Wednesday, May 01, 2002

John Irving Gets Away With Murder

Thinking about fiction all of a sudden. You know, in his novel The Fourth Hand, Irving does something so great, it just knocked me out. Most writers could NEVER pull it off. He turns his protagonist on his head, and keeps him dangling there for a while. He makes you question everything about the hero you thought you knew -- and everything about yourself you thought you knew.

In the novel, Patrick Wallingford, the womanizing TV anchor who is finally so close to getting the real girl of his dreams, a girl who is NOT his usual prey and has him essentially dumbfounded — a nice girl who would not usually go for a womanizing cur — the hero suddenly questions himself about whether in fact he's a "nice guy." Oddly, although we as readers start out by thinking he's a jerk, by the time he's close to being with this nice girl, we kindof like him and we want him to win her and when he hesitates, it is personally painful.

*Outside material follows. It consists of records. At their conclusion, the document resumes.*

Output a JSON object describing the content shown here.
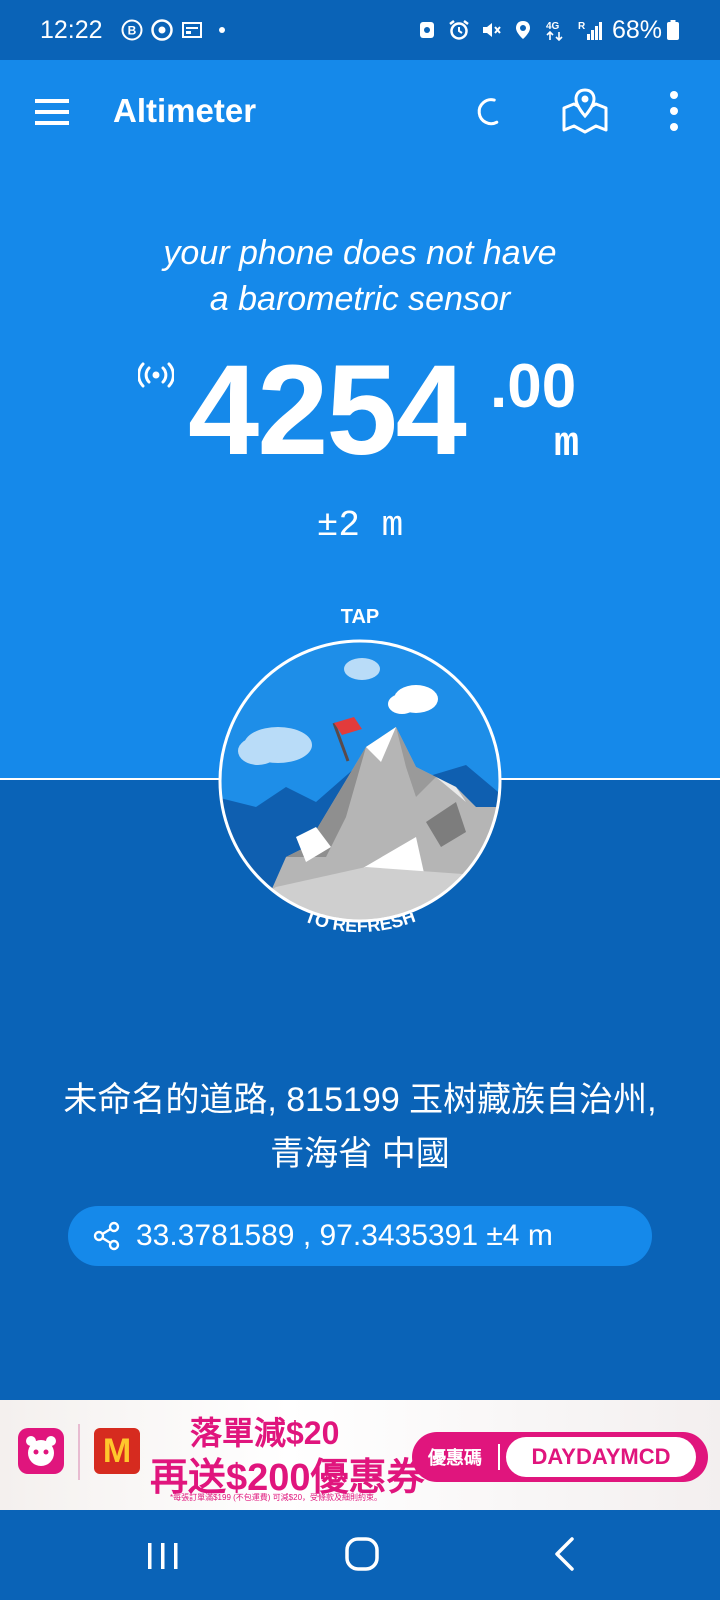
{
  "status_bar": {
    "time": "12:22",
    "battery": "68%",
    "left_icons": [
      "b-circle-icon",
      "chrome-icon",
      "news-icon",
      "dot-icon"
    ],
    "right_icons": [
      "shield-icon",
      "alarm-icon",
      "mute-icon",
      "location-icon",
      "network-4g-icon",
      "signal-icon",
      "battery-icon"
    ],
    "network_label": "4G",
    "signal_label": "R"
  },
  "app_bar": {
    "title": "Altimeter",
    "icons": [
      "menu-icon",
      "moon-icon",
      "map-marker-icon",
      "more-vert-icon"
    ]
  },
  "main": {
    "sensor_message_line1": "your phone does not have",
    "sensor_message_line2": "a barometric sensor",
    "altitude_integer": "4254",
    "altitude_decimal": ".00",
    "altitude_unit": "m",
    "accuracy": "±2 m",
    "tap_label": "TAP",
    "refresh_label": "TO REFRESH"
  },
  "location": {
    "address_line1": "未命名的道路, 815199 玉树藏族自治州,",
    "address_line2": "青海省 中國",
    "coordinates": "33.3781589 , 97.3435391 ±4 m"
  },
  "ad": {
    "line1": "落單減$20",
    "line2": "再送$200優惠券",
    "fine_print": "*每張訂單滿$199 (不包運費) 可減$20，受條款及細則約束。",
    "code_label": "優惠碼",
    "code": "DAYDAYMCD",
    "m_logo": "M"
  },
  "nav_bar": {
    "icons": [
      "recents-icon",
      "home-icon",
      "back-icon"
    ]
  },
  "colors": {
    "top_blue": "#1589ea",
    "dark_blue": "#0a63b7",
    "ad_pink": "#e0157d"
  }
}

The poor shit's world just about comes undone in this moment of doubt. He's not a guy that ever doubts himself -- or certainly not his ability with women. In fact, he's always predicated his life on the fact that he's a good guy, a nice guy and suddenly he realizes maybe he's NOT.

It's such a deft move to pull off in fiction. It perfectly describes what we ALL do when we grow up and grow old — we spend a life time thinking we're good guys and then something happens that forces us to question everything in our lives. At dark times — in deaths, in divorces, on dark nights, we come up against a scary feeling. We wonder, "ARE we the good guys?" And the hero of the book does this -- a really shallow guy basically -- but when he does this, it's quite amazing.

Does he get the girl? Gotta read the book.